Page:Condor6(4).djvu/11

This page needs to be proofread.


94 THE CONDOR VOL. VI gently poked with a tripod, gladly disgorged squids for our inspection. The red- looted booby also feeds on fish. The common booby, Sula sula, for some reason best known to itself, does not live on Laysan, but we encountered it on Necker, a high, rocky islet, a few hun- dred miles to the eastward, where also the two foregoing species were met with. In its habits the common booby much resembles Sula cyanops, depositing two eggs on a shelf of rock, and rearing only one young. On account of lack of time and proper apparatus we were unable to secure satisfactory photographs. Stanford Universit,, California. California Jays and Cats BY JOSEPH MAILLIARD E always have several cats around our home at San Geronimo for the pur- pose of keeping the house free from rats and mice, which they do most effectively. These cats are daily fed in the back yard and some Califor- nia jays have discovered that they can get good free lunches there also. Through- out most of the year several are in the habit of coming around at frequent inter- vals through the day to feed on what remnants may be left. At nesting time they usually scatter.among the brushy hillsides and are not often in evidence, but this season apparently one pair has remained at the house, and these two birds have become highly educated. Not being content with rem- nants alone they dodge around among the cats for better picking, and even resort to strategy to obtain particular bits of food that the animals are intent upon. How- ever, the cats themselves have also grown wise in their own generation and it is seldom that a jay can make a cat leave its own particular rid-bit. Each has the measure of the other, and while a cat is watching, it is rarely that a jay approaches within reach of its business end, though it will do all it can to make the cat jump at it, or at least turn away. Grimalkin has learned to keep her tail well curled up when feeding, as a favorite trick of the jay is to give a vigorous peck at any ex- tended tail and, when the cat turns to retaliate, to jump for the prize and make off with shrieks of exultation. These birds are not afraid of any of us within reason- able distance, though keeping a weather eye open for too 'close an appronch. None of these actions are remarkable when one considers that it is the result of a course of education that has been going for some time that has produced them, but what does seem peculiar is that this particular pair of jays delight in wantonly teasing the cats in a most persistent manner. To find a cat napping, with its tail par- tially extended is absolute joy to one of these birds, which will approach cautiously from the rear, cock its head on one side and eye that tail until it can no longer resist the temptation. and, finally after hopping about a few times most carefully and noiselessly, Mr. (or Mrs.) Jay will give the poor tail a vicious peck and then fly, screeching with joy, to the nearest bush. Watching one of these demonstrations one evening made me think of writing these notes.
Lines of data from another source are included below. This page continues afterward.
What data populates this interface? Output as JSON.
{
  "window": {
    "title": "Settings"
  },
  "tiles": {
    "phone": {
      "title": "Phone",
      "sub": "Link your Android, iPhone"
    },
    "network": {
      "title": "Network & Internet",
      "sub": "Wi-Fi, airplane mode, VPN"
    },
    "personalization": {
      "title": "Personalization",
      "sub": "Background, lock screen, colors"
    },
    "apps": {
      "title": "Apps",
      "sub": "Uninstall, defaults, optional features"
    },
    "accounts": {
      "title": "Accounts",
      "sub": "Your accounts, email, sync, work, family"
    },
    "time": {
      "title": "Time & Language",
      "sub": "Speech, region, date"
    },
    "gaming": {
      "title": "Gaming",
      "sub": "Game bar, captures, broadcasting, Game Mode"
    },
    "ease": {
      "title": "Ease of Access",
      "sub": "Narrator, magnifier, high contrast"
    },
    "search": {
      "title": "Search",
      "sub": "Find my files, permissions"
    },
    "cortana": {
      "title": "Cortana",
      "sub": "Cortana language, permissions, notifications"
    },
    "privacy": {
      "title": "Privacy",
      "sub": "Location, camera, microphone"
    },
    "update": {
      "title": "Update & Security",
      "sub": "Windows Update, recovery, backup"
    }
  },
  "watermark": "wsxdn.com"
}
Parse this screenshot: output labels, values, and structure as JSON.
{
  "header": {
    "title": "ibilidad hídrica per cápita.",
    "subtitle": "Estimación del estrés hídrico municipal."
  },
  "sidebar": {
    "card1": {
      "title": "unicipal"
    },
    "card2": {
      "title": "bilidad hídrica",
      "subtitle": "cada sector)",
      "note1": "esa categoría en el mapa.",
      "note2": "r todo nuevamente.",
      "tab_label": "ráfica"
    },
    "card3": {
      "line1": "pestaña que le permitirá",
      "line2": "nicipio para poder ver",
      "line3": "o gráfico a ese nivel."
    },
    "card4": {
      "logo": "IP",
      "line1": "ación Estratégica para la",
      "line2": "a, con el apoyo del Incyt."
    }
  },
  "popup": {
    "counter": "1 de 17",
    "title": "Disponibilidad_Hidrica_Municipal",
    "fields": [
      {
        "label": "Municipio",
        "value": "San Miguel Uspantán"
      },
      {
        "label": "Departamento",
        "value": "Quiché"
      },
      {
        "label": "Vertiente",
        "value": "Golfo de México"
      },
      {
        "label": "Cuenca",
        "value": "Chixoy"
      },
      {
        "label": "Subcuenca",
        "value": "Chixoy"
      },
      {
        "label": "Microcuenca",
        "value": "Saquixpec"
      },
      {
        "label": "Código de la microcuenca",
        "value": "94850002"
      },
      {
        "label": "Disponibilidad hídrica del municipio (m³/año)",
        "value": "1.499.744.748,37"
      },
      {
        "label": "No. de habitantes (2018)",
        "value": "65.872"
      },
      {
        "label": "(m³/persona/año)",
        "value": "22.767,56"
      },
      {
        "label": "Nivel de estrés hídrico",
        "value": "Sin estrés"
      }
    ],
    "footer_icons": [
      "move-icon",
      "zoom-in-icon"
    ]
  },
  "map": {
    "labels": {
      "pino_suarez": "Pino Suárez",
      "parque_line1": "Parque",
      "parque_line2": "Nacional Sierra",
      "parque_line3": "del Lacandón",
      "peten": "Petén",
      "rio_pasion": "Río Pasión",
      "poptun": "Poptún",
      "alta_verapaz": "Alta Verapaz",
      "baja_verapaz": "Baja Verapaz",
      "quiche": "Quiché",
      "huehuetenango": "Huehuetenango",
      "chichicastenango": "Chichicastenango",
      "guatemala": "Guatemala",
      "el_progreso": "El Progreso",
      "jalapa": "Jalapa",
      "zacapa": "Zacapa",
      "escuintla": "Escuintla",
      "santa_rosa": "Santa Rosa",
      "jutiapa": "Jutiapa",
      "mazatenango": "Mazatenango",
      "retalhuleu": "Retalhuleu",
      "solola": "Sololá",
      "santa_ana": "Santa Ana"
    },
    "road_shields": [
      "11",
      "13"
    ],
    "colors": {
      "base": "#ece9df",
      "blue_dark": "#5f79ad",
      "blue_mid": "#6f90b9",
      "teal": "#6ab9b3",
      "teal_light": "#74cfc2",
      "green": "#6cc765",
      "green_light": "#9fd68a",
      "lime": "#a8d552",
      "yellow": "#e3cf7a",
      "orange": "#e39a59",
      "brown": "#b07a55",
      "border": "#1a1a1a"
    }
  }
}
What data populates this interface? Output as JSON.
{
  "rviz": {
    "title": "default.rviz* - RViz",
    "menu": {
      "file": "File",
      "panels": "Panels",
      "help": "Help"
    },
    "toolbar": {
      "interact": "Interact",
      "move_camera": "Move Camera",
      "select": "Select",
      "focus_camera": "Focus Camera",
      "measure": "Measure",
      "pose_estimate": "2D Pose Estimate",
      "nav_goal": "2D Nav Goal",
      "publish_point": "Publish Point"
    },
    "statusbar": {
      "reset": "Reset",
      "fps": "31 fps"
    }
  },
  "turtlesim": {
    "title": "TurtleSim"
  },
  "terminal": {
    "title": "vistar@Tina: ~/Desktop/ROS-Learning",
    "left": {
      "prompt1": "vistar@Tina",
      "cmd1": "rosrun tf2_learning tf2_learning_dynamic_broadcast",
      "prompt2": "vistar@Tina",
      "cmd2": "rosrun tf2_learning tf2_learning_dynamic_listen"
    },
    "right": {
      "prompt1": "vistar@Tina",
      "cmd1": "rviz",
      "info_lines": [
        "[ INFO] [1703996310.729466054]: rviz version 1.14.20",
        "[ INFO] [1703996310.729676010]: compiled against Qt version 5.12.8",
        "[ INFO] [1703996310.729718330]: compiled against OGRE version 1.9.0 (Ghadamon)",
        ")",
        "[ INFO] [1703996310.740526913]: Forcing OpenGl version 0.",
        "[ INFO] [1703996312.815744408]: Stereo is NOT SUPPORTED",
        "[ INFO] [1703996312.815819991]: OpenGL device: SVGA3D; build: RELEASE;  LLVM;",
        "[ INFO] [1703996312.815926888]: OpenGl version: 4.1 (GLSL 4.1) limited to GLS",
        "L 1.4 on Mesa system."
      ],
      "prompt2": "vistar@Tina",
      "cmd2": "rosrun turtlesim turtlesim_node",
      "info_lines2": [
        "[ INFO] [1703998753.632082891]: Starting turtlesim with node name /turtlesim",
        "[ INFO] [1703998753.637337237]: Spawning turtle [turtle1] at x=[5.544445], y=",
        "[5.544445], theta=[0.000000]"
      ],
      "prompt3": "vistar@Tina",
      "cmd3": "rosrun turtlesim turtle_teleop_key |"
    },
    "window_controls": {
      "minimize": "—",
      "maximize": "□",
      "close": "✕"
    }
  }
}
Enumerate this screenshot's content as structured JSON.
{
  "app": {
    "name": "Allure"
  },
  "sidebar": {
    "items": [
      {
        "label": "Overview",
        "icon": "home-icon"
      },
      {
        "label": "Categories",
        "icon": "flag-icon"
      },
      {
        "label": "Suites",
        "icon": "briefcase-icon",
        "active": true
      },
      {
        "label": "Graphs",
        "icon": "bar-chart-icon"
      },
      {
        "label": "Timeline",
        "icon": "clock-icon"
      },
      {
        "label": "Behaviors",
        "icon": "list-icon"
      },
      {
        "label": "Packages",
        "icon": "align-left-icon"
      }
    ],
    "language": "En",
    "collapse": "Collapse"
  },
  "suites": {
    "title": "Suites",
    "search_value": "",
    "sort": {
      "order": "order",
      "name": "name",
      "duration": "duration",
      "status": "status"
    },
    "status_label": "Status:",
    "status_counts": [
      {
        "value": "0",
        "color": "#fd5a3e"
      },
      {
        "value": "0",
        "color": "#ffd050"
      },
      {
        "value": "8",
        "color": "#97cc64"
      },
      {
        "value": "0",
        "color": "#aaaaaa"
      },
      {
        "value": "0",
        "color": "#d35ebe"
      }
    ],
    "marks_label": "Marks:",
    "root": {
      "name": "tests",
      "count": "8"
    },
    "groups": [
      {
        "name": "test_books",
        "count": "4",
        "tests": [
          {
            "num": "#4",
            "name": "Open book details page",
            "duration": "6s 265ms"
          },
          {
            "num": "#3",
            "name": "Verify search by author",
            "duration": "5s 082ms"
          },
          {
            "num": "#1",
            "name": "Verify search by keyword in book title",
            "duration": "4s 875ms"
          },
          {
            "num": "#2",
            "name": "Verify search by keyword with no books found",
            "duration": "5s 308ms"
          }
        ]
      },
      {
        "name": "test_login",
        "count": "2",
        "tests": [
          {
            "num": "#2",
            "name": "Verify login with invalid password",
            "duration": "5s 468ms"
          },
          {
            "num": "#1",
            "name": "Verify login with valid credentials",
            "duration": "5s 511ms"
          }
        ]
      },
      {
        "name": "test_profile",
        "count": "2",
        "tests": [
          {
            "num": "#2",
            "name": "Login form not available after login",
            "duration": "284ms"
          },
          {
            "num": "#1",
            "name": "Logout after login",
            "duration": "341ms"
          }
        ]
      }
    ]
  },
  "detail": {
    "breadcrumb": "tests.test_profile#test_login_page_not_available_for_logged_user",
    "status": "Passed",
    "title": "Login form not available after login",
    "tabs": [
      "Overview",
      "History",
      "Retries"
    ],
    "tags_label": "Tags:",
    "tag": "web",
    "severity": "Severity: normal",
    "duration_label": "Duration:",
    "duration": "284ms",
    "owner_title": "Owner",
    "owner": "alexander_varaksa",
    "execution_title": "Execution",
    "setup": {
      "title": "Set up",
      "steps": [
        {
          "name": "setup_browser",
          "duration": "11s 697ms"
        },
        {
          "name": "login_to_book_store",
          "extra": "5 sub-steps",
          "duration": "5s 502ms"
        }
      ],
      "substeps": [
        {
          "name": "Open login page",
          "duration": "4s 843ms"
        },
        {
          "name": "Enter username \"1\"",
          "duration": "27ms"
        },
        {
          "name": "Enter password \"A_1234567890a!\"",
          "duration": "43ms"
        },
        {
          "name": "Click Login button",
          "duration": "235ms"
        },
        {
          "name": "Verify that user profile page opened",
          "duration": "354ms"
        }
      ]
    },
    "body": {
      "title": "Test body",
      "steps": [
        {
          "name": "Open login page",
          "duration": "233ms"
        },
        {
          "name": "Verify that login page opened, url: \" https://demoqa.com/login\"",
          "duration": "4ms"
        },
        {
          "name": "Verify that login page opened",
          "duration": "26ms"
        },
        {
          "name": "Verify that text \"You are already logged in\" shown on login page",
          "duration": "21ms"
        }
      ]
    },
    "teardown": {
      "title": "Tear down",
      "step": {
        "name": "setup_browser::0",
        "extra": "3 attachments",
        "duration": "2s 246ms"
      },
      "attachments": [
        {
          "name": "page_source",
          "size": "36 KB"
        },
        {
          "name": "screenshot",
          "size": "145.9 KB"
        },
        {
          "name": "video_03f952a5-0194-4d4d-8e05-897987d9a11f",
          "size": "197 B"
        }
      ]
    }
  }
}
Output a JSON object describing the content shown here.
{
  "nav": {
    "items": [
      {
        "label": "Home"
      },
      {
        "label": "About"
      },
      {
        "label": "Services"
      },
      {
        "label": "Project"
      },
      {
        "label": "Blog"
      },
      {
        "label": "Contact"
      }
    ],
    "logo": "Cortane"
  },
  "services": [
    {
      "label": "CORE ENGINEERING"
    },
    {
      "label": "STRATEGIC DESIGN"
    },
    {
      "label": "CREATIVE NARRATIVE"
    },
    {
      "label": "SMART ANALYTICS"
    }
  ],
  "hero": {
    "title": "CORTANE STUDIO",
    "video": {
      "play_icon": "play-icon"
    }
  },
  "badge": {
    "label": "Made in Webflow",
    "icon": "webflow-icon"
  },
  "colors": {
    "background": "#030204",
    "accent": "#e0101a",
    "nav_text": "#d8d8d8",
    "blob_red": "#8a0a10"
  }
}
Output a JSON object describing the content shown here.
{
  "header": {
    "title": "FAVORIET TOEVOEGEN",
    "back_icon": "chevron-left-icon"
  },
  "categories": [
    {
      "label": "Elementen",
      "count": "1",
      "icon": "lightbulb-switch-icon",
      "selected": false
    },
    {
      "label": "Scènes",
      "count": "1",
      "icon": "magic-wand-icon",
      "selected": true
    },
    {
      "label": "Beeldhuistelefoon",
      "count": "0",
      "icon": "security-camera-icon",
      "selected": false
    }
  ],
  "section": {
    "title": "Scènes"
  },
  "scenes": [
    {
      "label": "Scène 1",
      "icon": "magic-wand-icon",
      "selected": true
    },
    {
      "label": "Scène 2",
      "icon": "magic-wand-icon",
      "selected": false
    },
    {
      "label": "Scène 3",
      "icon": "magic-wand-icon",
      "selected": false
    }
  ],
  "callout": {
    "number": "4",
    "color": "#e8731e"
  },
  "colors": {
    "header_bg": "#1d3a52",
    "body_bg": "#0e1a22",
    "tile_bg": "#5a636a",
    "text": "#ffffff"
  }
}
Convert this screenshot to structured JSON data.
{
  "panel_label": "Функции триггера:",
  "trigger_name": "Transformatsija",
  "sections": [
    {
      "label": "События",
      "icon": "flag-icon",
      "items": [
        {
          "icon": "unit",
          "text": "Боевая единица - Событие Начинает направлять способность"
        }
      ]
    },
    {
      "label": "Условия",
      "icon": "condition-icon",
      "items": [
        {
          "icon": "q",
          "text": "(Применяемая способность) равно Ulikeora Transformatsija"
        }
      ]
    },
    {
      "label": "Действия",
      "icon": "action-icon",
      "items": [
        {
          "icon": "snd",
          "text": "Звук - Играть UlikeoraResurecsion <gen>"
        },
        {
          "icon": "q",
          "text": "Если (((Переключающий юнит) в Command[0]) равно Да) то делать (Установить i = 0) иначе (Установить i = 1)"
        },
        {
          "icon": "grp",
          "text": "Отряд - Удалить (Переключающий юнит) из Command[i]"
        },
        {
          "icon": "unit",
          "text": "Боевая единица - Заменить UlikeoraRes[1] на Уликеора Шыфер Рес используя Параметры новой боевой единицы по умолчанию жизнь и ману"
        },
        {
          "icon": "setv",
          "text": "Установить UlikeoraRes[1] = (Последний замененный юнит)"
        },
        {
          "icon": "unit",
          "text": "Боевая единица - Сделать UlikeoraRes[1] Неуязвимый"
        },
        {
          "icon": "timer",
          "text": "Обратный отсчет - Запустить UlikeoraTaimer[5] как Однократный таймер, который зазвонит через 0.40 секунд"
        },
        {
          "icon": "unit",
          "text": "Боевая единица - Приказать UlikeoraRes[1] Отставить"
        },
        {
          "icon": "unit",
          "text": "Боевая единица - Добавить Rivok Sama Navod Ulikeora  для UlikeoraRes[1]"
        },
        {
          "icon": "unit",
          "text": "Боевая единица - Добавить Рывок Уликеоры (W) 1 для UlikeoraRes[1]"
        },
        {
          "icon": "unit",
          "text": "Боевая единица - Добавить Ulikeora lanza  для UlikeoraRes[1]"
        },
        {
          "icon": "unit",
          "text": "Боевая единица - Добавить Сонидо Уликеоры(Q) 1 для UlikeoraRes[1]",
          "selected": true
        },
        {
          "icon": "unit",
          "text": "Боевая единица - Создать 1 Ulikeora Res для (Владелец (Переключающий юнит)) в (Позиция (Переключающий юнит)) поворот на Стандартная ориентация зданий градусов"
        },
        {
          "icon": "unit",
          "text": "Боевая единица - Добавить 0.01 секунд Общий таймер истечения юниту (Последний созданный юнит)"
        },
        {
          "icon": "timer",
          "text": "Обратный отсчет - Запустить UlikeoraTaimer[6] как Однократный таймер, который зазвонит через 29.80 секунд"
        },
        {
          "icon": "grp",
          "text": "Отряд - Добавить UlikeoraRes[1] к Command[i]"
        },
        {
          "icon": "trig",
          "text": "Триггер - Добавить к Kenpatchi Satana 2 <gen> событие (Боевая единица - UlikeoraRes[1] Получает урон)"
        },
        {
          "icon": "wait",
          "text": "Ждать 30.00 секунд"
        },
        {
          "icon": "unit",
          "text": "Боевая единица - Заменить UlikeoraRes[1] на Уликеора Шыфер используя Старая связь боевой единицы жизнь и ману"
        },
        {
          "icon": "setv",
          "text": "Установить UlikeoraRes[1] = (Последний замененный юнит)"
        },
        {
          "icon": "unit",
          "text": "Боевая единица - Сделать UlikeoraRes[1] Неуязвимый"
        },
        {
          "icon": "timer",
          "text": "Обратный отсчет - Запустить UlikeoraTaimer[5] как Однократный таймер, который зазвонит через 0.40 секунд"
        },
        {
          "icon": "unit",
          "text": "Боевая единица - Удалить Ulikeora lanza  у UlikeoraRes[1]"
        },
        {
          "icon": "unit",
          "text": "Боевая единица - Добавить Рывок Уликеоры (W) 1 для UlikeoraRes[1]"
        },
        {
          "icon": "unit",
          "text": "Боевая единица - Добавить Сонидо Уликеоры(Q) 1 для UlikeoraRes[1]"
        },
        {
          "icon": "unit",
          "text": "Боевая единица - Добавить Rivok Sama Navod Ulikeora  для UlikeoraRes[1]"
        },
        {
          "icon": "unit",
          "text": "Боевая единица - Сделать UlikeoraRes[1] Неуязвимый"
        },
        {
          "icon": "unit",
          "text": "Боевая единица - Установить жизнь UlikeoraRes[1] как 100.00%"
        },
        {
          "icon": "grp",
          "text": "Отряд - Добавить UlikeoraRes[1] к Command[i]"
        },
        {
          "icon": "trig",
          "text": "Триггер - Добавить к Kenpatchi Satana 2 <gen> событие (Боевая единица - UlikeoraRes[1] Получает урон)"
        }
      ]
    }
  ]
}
A large black cat was asleep on the edge of the roadway back of the house and as I was sitting on the porch about twenty yards away, one of the jays hopped down from a bush and approached the animal, whose tail was drawn in